Magazine Article | March 1, 2016

The U.S. Tax Man Cometh, The U.S. Corporations Leaveth

Source: Life Science Leader

By Rob Wright, Chief Editor, Life Science Leader
Follow Me On Twitter @RfwrightLSL

Getting organized to file our annual household tax return, I ponder how we as a society have allowed the U.S. federal tax code to grow so complex that it requires 13 miles of paper to contain it. For an employee it can be easy to forget the number of hurdles entrepreneurs overcome to found the businesses that pay the wages we use to provide for our families. Do you think that when Peter Hecht, the CEO of Ironwood Pharmaceuticals and subject of this month's cover feature, first set out to build a sustainable pharmaceutical company back in 1998, he and his cofounders truly understood the challenges that lay before them? We're not just talking about spending a million dollars to file an NDA (new drug aspplication) plus a few hundred million more in R&D. What about taxes (e.g., federal and state unemployment, social security, Medicare, and net investment income taxes)? If ever profitable, the company faces paying either an alternative minimum tax (AMT) or the third highest corporate tax rate in the world (i.e., 39 percent). Oh, let's not forget that once your company reaches a certain size you'll also need to provide health insurance. Early clinical trial success for a lifesaving drug may result in folks demanding inclusion on grounds of compassionate use. Finally, if fortunate enough to get a drug developed and approved, however it's priced, it is likely to face significant political and public scrutiny.

Starting a business anywhere is hard. But doesn't it seem, in the land of opportunity, that starting a biotech is just a little bit harder, especially today? And for those that have succeeded, shouldn't we be trying to provide more incentives for them to stay rather than creating further disincentives that push them to leave? Since 1982, 51 U.S. companies have reincorporated in low-tax countries. But even more telling is the fact that 20 of these have happened in just the past three years — this despite 2004 legislation intended to abolish the practice! We have moved from an average of losing one company a year for 30 years, to more than six a year the past three years. In response, the Obama administration opted for a further tightening of tax-inversion rules. The result of this "Katie bar the door" mentality is the tragic loss of yet another American institution — Pfizer, a company older than 3M, Ford, GE, Coke, and Major League Baseball.
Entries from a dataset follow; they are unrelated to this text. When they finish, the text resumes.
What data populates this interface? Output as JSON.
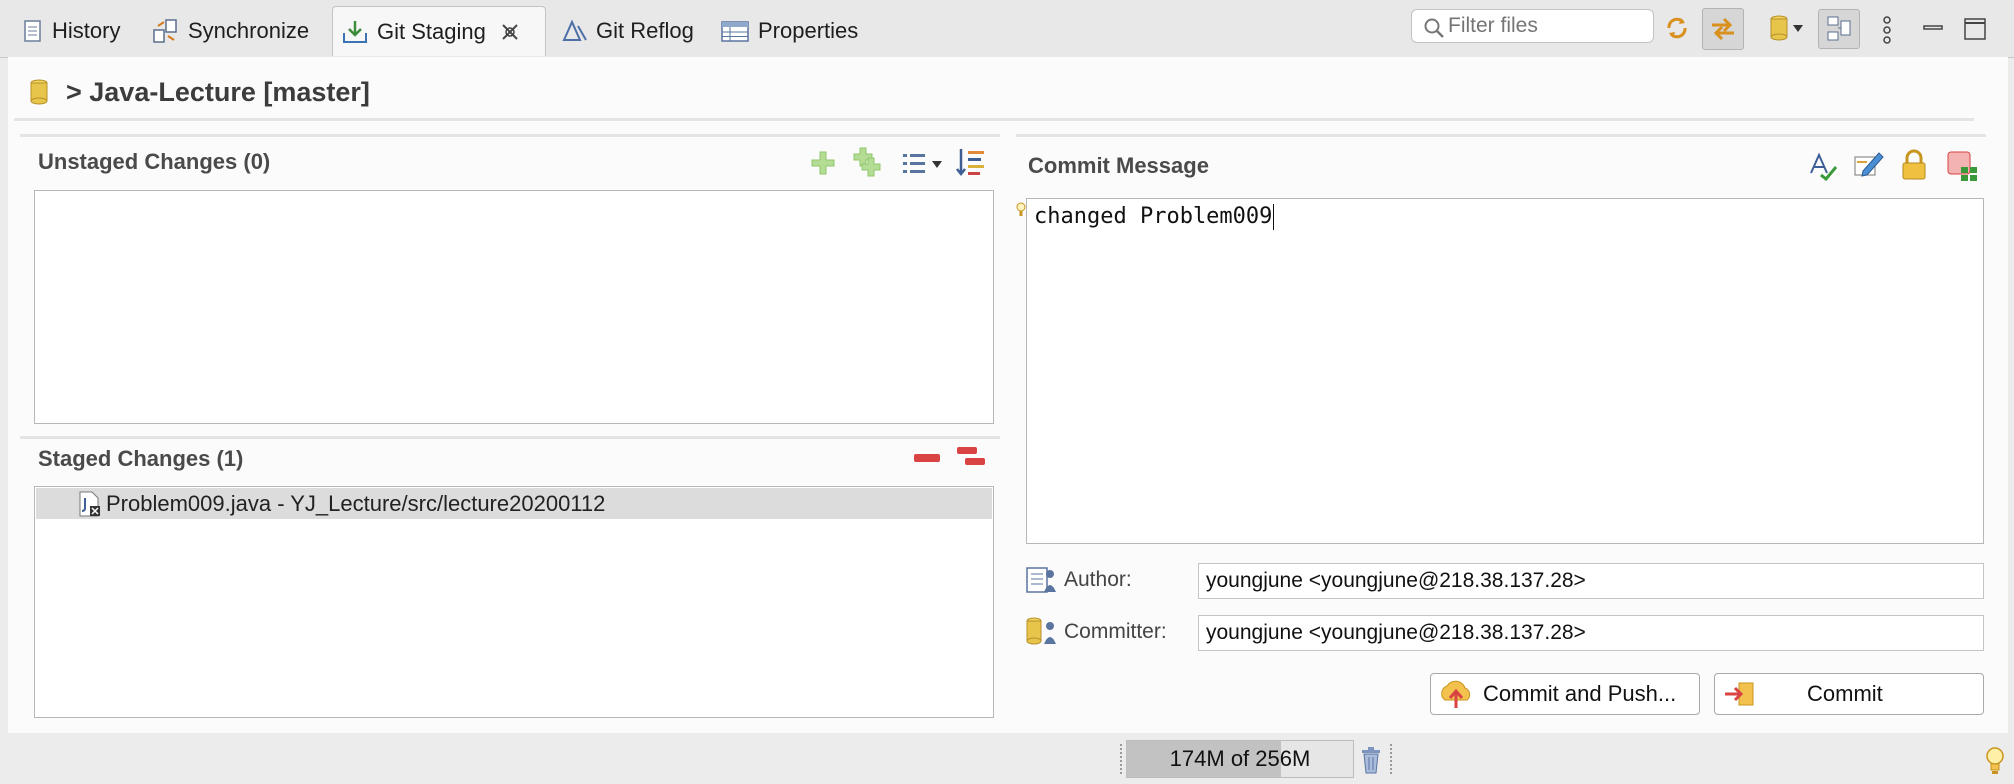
{
  "tabs": [
    {
      "label": "History",
      "icon": "history-icon"
    },
    {
      "label": "Synchronize",
      "icon": "synchronize-icon"
    },
    {
      "label": "Git Staging",
      "icon": "git-staging-icon",
      "active": true
    },
    {
      "label": "Git Reflog",
      "icon": "git-reflog-icon"
    },
    {
      "label": "Properties",
      "icon": "properties-icon"
    }
  ],
  "filter": {
    "placeholder": "Filter files"
  },
  "repo": {
    "title": "> Java-Lecture [master]"
  },
  "unstaged": {
    "title": "Unstaged Changes (0)",
    "items": []
  },
  "staged": {
    "title": "Staged Changes (1)",
    "items": [
      {
        "label": "Problem009.java - YJ_Lecture/src/lecture20200112"
      }
    ]
  },
  "commit": {
    "title": "Commit Message",
    "message": "changed Problem009",
    "author_label": "Author:",
    "author_value": "youngjune <youngjune@218.38.137.28>",
    "committer_label": "Committer:",
    "committer_value": "youngjune <youngjune@218.38.137.28>",
    "commit_push_label": "Commit and Push...",
    "commit_label": "Commit"
  },
  "status": {
    "heap": "174M of 256M",
    "heap_used_fraction": 0.68
  },
  "colors": {
    "accent_green": "#8fc76b",
    "remove_red": "#d94343",
    "repo_yellow": "#e7c54a"
  }
}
While U.S. legislators continue to enact more stringent guidelines (and penalties) for U.S. corporations seeking tax relief, Ireland has been welcoming them with a corporate tax rate of 12.5 percent — a rate less than all of the BRICs (Brazil - 34, Russia - 20, India - 34.6, and China - 25) and high-tech hubs such as Singapore (17) and Hong Kong (16.5). Heck, it's less than Lebanon (15)! Of Ireland's 20 biggest incorporated companies, 12 were founded in the U.S.; six are life science companies (Alkermes, Allergan, Endo, Jazz, Medtronic, and Perrigo). Ireland understands that the key to its continued GDP growth is policy making that encourages continued foreign direct investment (FDI). Though it was a European that first stated you can catch more flies with honey than vinegar, it was our own FDA that proved this to be true (e.g., incentive programs spur the drug development you want). To stop the current U.S. corporate exodus requires similar forward thinking, as well as your action. If you haven't written your senator or congressman, now would be a good time to do so. After all, Pfizer was as American as apple pie, and if it can leave, what other U.S. corporate giants might soon follow?